## Data shown
----
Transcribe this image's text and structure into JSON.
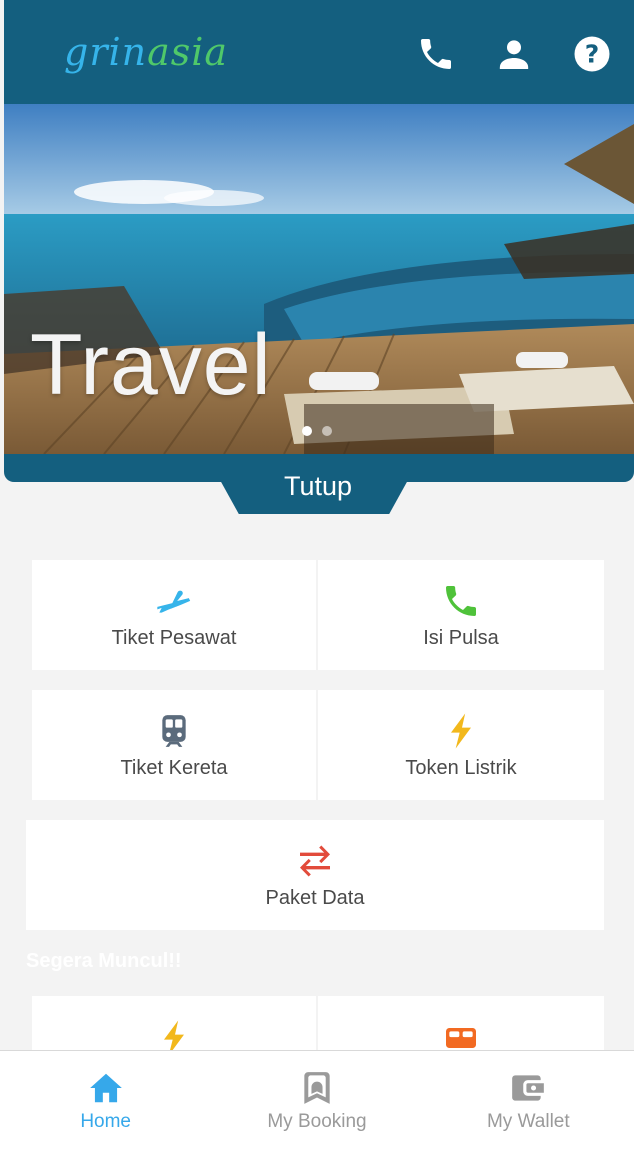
{
  "header": {
    "logo_part1": "grin",
    "logo_part2": "asia",
    "icons": [
      "phone-icon",
      "user-icon",
      "help-icon"
    ]
  },
  "banner": {
    "title": "Travel",
    "slides_total": 2,
    "slide_active": 1,
    "collapse_label": "Tutup"
  },
  "menu": {
    "items": [
      {
        "label": "Tiket Pesawat",
        "icon": "plane-icon",
        "color": "#36b4ea"
      },
      {
        "label": "Isi Pulsa",
        "icon": "phone-icon",
        "color": "#4fc23a"
      },
      {
        "label": "Tiket Kereta",
        "icon": "train-icon",
        "color": "#5b6b7c"
      },
      {
        "label": "Token Listrik",
        "icon": "lightning-icon",
        "color": "#f2b81c"
      },
      {
        "label": "Paket Data",
        "icon": "data-transfer-icon",
        "color": "#e24b3b"
      }
    ]
  },
  "coming_soon": {
    "title": "Segera Muncul!!",
    "items": [
      {
        "icon": "lightning-icon",
        "color": "#f2b81c"
      },
      {
        "icon": "bed-icon",
        "color": "#f26a22"
      }
    ]
  },
  "bottom_nav": {
    "items": [
      {
        "label": "Home",
        "icon": "home-icon",
        "active": true
      },
      {
        "label": "My Booking",
        "icon": "booking-icon",
        "active": false
      },
      {
        "label": "My Wallet",
        "icon": "wallet-icon",
        "active": false
      }
    ]
  },
  "colors": {
    "header_bg": "#145f7f",
    "accent": "#36a8ea",
    "inactive": "#9a9a9a"
  }
}
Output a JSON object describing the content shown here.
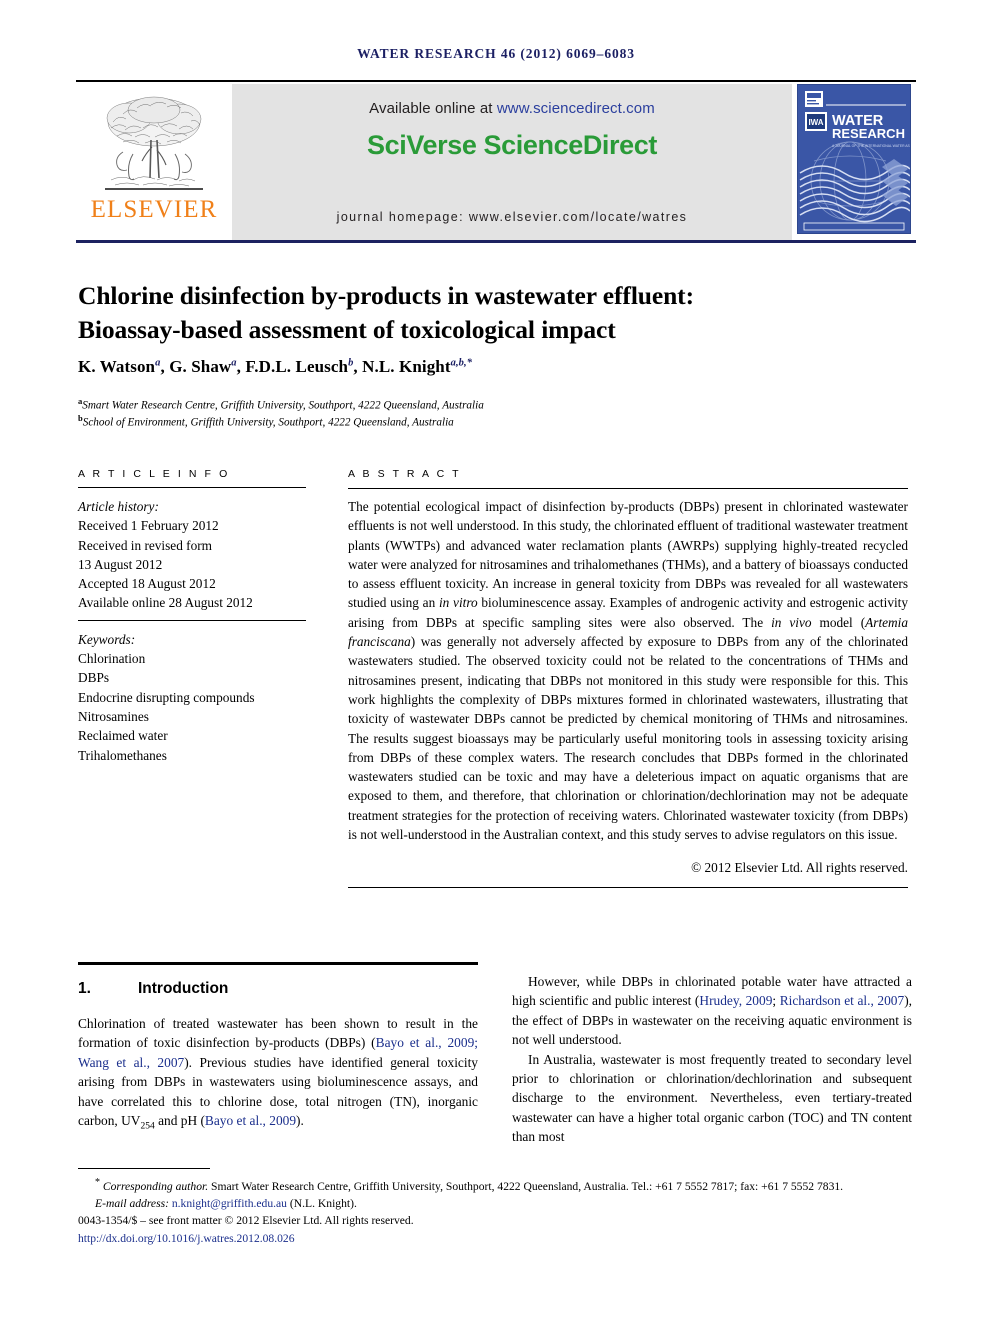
{
  "running_head": "WATER RESEARCH 46 (2012) 6069–6083",
  "masthead": {
    "available_prefix": "Available online at ",
    "available_url": "www.sciencedirect.com",
    "brand_sci": "SciVerse ",
    "brand_direct": "ScienceDirect",
    "homepage": "journal homepage: www.elsevier.com/locate/watres",
    "publisher_name": "ELSEVIER",
    "cover_title_line1": "WATER",
    "cover_title_line2": "RESEARCH",
    "cover_subtitle": "A JOURNAL OF THE INTERNATIONAL WATER ASSOCIATION",
    "cover_logo_text": "IWA",
    "colors": {
      "running_head": "#1b1f63",
      "sciencedirect_green": "#2a9b38",
      "link_blue": "#2b3f9e",
      "elsevier_orange": "#f08019",
      "cover_blue": "#3a56a6",
      "panel_grey": "#e3e3e3",
      "reference_blue": "#1b2f8c"
    }
  },
  "article": {
    "title_line1": "Chlorine disinfection by-products in wastewater effluent:",
    "title_line2": "Bioassay-based assessment of toxicological impact",
    "authors": [
      {
        "name": "K. Watson",
        "sup": "a"
      },
      {
        "name": "G. Shaw",
        "sup": "a"
      },
      {
        "name": "F.D.L. Leusch",
        "sup": "b"
      },
      {
        "name": "N.L. Knight",
        "sup": "a,b,*"
      }
    ],
    "affiliations": [
      {
        "marker": "a",
        "text": "Smart Water Research Centre, Griffith University, Southport, 4222 Queensland, Australia"
      },
      {
        "marker": "b",
        "text": "School of Environment, Griffith University, Southport, 4222 Queensland, Australia"
      }
    ]
  },
  "article_info": {
    "label": "A R T I C L E  I N F O",
    "history_heading": "Article history:",
    "history": [
      "Received 1 February 2012",
      "Received in revised form",
      "13 August 2012",
      "Accepted 18 August 2012",
      "Available online 28 August 2012"
    ],
    "keywords_heading": "Keywords:",
    "keywords": [
      "Chlorination",
      "DBPs",
      "Endocrine disrupting compounds",
      "Nitrosamines",
      "Reclaimed water",
      "Trihalomethanes"
    ]
  },
  "abstract": {
    "label": "A B S T R A C T",
    "paragraphs": [
      "The potential ecological impact of disinfection by-products (DBPs) present in chlorinated wastewater effluents is not well understood. In this study, the chlorinated effluent of traditional wastewater treatment plants (WWTPs) and advanced water reclamation plants (AWRPs) supplying highly-treated recycled water were analyzed for nitrosamines and trihalomethanes (THMs), and a battery of bioassays conducted to assess effluent toxicity. An increase in general toxicity from DBPs was revealed for all wastewaters studied using an in vitro bioluminescence assay. Examples of androgenic activity and estrogenic activity arising from DBPs at specific sampling sites were also observed. The in vivo model (Artemia franciscana) was generally not adversely affected by exposure to DBPs from any of the chlorinated wastewaters studied. The observed toxicity could not be related to the concentrations of THMs and nitrosamines present, indicating that DBPs not monitored in this study were responsible for this. This work highlights the complexity of DBPs mixtures formed in chlorinated wastewaters, illustrating that toxicity of wastewater DBPs cannot be predicted by chemical monitoring of THMs and nitrosamines. The results suggest bioassays may be particularly useful monitoring tools in assessing toxicity arising from DBPs of these complex waters. The research concludes that DBPs formed in the chlorinated wastewaters studied can be toxic and may have a deleterious impact on aquatic organisms that are exposed to them, and therefore, that chlorination or chlorination/dechlorination may not be adequate treatment strategies for the protection of receiving waters. Chlorinated wastewater toxicity (from DBPs) is not well-understood in the Australian context, and this study serves to advise regulators on this issue."
    ],
    "copyright": "© 2012 Elsevier Ltd. All rights reserved."
  },
  "introduction": {
    "number": "1.",
    "heading": "Introduction",
    "left_paragraph_parts": [
      {
        "t": "Chlorination of treated wastewater has been shown to result in the formation of toxic disinfection by-products (DBPs) (",
        "link": false
      },
      {
        "t": "Bayo et al., 2009; Wang et al., 2007",
        "link": true
      },
      {
        "t": "). Previous studies have identified general toxicity arising from DBPs in wastewaters using bioluminescence assays, and have correlated this to chlorine dose, total nitrogen (TN), inorganic carbon, UV",
        "link": false
      },
      {
        "t": "254",
        "link": false,
        "sub": true
      },
      {
        "t": " and pH (",
        "link": false
      },
      {
        "t": "Bayo et al., 2009",
        "link": true
      },
      {
        "t": ").",
        "link": false
      }
    ],
    "right_paragraph_1_parts": [
      {
        "t": "However, while DBPs in chlorinated potable water have attracted a high scientific and public interest (",
        "link": false
      },
      {
        "t": "Hrudey, 2009",
        "link": true
      },
      {
        "t": "; ",
        "link": false
      },
      {
        "t": "Richardson et al., 2007",
        "link": true
      },
      {
        "t": "), the effect of DBPs in wastewater on the receiving aquatic environment is not well understood.",
        "link": false
      }
    ],
    "right_paragraph_2": "In Australia, wastewater is most frequently treated to secondary level prior to chlorination or chlorination/dechlorination and subsequent discharge to the environment. Nevertheless, even tertiary-treated wastewater can have a higher total organic carbon (TOC) and TN content than most"
  },
  "footer": {
    "corresponding_marker": "*",
    "corresponding_label": "Corresponding author.",
    "corresponding_text": " Smart Water Research Centre, Griffith University, Southport, 4222 Queensland, Australia. Tel.: +61 7 5552 7817; fax: +61 7 5552 7831.",
    "email_label": "E-mail address: ",
    "email": "n.knight@griffith.edu.au",
    "email_suffix": " (N.L. Knight).",
    "issn_line": "0043-1354/$ – see front matter © 2012 Elsevier Ltd. All rights reserved.",
    "doi": "http://dx.doi.org/10.1016/j.watres.2012.08.026"
  }
}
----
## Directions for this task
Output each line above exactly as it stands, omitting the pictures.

## Worked solution
Transcribe this image's text and structure into JSON.
{
  "header": {
    "logo_part1": "grin",
    "logo_part2": "asia",
    "icons": [
      "phone-icon",
      "user-icon",
      "help-icon"
    ]
  },
  "banner": {
    "title": "Travel",
    "slides_total": 2,
    "slide_active": 1,
    "collapse_label": "Tutup"
  },
  "menu": {
    "items": [
      {
        "label": "Tiket Pesawat",
        "icon": "plane-icon",
        "color": "#36b4ea"
      },
      {
        "label": "Isi Pulsa",
        "icon": "phone-icon",
        "color": "#4fc23a"
      },
      {
        "label": "Tiket Kereta",
        "icon": "train-icon",
        "color": "#5b6b7c"
      },
      {
        "label": "Token Listrik",
        "icon": "lightning-icon",
        "color": "#f2b81c"
      },
      {
        "label": "Paket Data",
        "icon": "data-transfer-icon",
        "color": "#e24b3b"
      }
    ]
  },
  "coming_soon": {
    "title": "Segera Muncul!!",
    "items": [
      {
        "icon": "lightning-icon",
        "color": "#f2b81c"
      },
      {
        "icon": "bed-icon",
        "color": "#f26a22"
      }
    ]
  },
  "bottom_nav": {
    "items": [
      {
        "label": "Home",
        "icon": "home-icon",
        "active": true
      },
      {
        "label": "My Booking",
        "icon": "booking-icon",
        "active": false
      },
      {
        "label": "My Wallet",
        "icon": "wallet-icon",
        "active": false
      }
    ]
  },
  "colors": {
    "header_bg": "#145f7f",
    "accent": "#36a8ea",
    "inactive": "#9a9a9a"
  }
}
Output a JSON object describing the content shown here.
{
  "running_head": "WATER RESEARCH 46 (2012) 6069–6083",
  "masthead": {
    "available_prefix": "Available online at ",
    "available_url": "www.sciencedirect.com",
    "brand_sci": "SciVerse ",
    "brand_direct": "ScienceDirect",
    "homepage": "journal homepage: www.elsevier.com/locate/watres",
    "publisher_name": "ELSEVIER",
    "cover_title_line1": "WATER",
    "cover_title_line2": "RESEARCH",
    "cover_subtitle": "A JOURNAL OF THE INTERNATIONAL WATER ASSOCIATION",
    "cover_logo_text": "IWA",
    "colors": {
      "running_head": "#1b1f63",
      "sciencedirect_green": "#2a9b38",
      "link_blue": "#2b3f9e",
      "elsevier_orange": "#f08019",
      "cover_blue": "#3a56a6",
      "panel_grey": "#e3e3e3",
      "reference_blue": "#1b2f8c"
    }
  },
  "article": {
    "title_line1": "Chlorine disinfection by-products in wastewater effluent:",
    "title_line2": "Bioassay-based assessment of toxicological impact",
    "authors": [
      {
        "name": "K. Watson",
        "sup": "a"
      },
      {
        "name": "G. Shaw",
        "sup": "a"
      },
      {
        "name": "F.D.L. Leusch",
        "sup": "b"
      },
      {
        "name": "N.L. Knight",
        "sup": "a,b,*"
      }
    ],
    "affiliations": [
      {
        "marker": "a",
        "text": "Smart Water Research Centre, Griffith University, Southport, 4222 Queensland, Australia"
      },
      {
        "marker": "b",
        "text": "School of Environment, Griffith University, Southport, 4222 Queensland, Australia"
      }
    ]
  },
  "article_info": {
    "label": "A R T I C L E  I N F O",
    "history_heading": "Article history:",
    "history": [
      "Received 1 February 2012",
      "Received in revised form",
      "13 August 2012",
      "Accepted 18 August 2012",
      "Available online 28 August 2012"
    ],
    "keywords_heading": "Keywords:",
    "keywords": [
      "Chlorination",
      "DBPs",
      "Endocrine disrupting compounds",
      "Nitrosamines",
      "Reclaimed water",
      "Trihalomethanes"
    ]
  },
  "abstract": {
    "label": "A B S T R A C T",
    "paragraphs": [
      "The potential ecological impact of disinfection by-products (DBPs) present in chlorinated wastewater effluents is not well understood. In this study, the chlorinated effluent of traditional wastewater treatment plants (WWTPs) and advanced water reclamation plants (AWRPs) supplying highly-treated recycled water were analyzed for nitrosamines and trihalomethanes (THMs), and a battery of bioassays conducted to assess effluent toxicity. An increase in general toxicity from DBPs was revealed for all wastewaters studied using an in vitro bioluminescence assay. Examples of androgenic activity and estrogenic activity arising from DBPs at specific sampling sites were also observed. The in vivo model (Artemia franciscana) was generally not adversely affected by exposure to DBPs from any of the chlorinated wastewaters studied. The observed toxicity could not be related to the concentrations of THMs and nitrosamines present, indicating that DBPs not monitored in this study were responsible for this. This work highlights the complexity of DBPs mixtures formed in chlorinated wastewaters, illustrating that toxicity of wastewater DBPs cannot be predicted by chemical monitoring of THMs and nitrosamines. The results suggest bioassays may be particularly useful monitoring tools in assessing toxicity arising from DBPs of these complex waters. The research concludes that DBPs formed in the chlorinated wastewaters studied can be toxic and may have a deleterious impact on aquatic organisms that are exposed to them, and therefore, that chlorination or chlorination/dechlorination may not be adequate treatment strategies for the protection of receiving waters. Chlorinated wastewater toxicity (from DBPs) is not well-understood in the Australian context, and this study serves to advise regulators on this issue."
    ],
    "copyright": "© 2012 Elsevier Ltd. All rights reserved."
  },
  "introduction": {
    "number": "1.",
    "heading": "Introduction",
    "left_paragraph_parts": [
      {
        "t": "Chlorination of treated wastewater has been shown to result in the formation of toxic disinfection by-products (DBPs) (",
        "link": false
      },
      {
        "t": "Bayo et al., 2009; Wang et al., 2007",
        "link": true
      },
      {
        "t": "). Previous studies have identified general toxicity arising from DBPs in wastewaters using bioluminescence assays, and have correlated this to chlorine dose, total nitrogen (TN), inorganic carbon, UV",
        "link": false
      },
      {
        "t": "254",
        "link": false,
        "sub": true
      },
      {
        "t": " and pH (",
        "link": false
      },
      {
        "t": "Bayo et al., 2009",
        "link": true
      },
      {
        "t": ").",
        "link": false
      }
    ],
    "right_paragraph_1_parts": [
      {
        "t": "However, while DBPs in chlorinated potable water have attracted a high scientific and public interest (",
        "link": false
      },
      {
        "t": "Hrudey, 2009",
        "link": true
      },
      {
        "t": "; ",
        "link": false
      },
      {
        "t": "Richardson et al., 2007",
        "link": true
      },
      {
        "t": "), the effect of DBPs in wastewater on the receiving aquatic environment is not well understood.",
        "link": false
      }
    ],
    "right_paragraph_2": "In Australia, wastewater is most frequently treated to secondary level prior to chlorination or chlorination/dechlorination and subsequent discharge to the environment. Nevertheless, even tertiary-treated wastewater can have a higher total organic carbon (TOC) and TN content than most"
  },
  "footer": {
    "corresponding_marker": "*",
    "corresponding_label": "Corresponding author.",
    "corresponding_text": " Smart Water Research Centre, Griffith University, Southport, 4222 Queensland, Australia. Tel.: +61 7 5552 7817; fax: +61 7 5552 7831.",
    "email_label": "E-mail address: ",
    "email": "n.knight@griffith.edu.au",
    "email_suffix": " (N.L. Knight).",
    "issn_line": "0043-1354/$ – see front matter © 2012 Elsevier Ltd. All rights reserved.",
    "doi": "http://dx.doi.org/10.1016/j.watres.2012.08.026"
  }
}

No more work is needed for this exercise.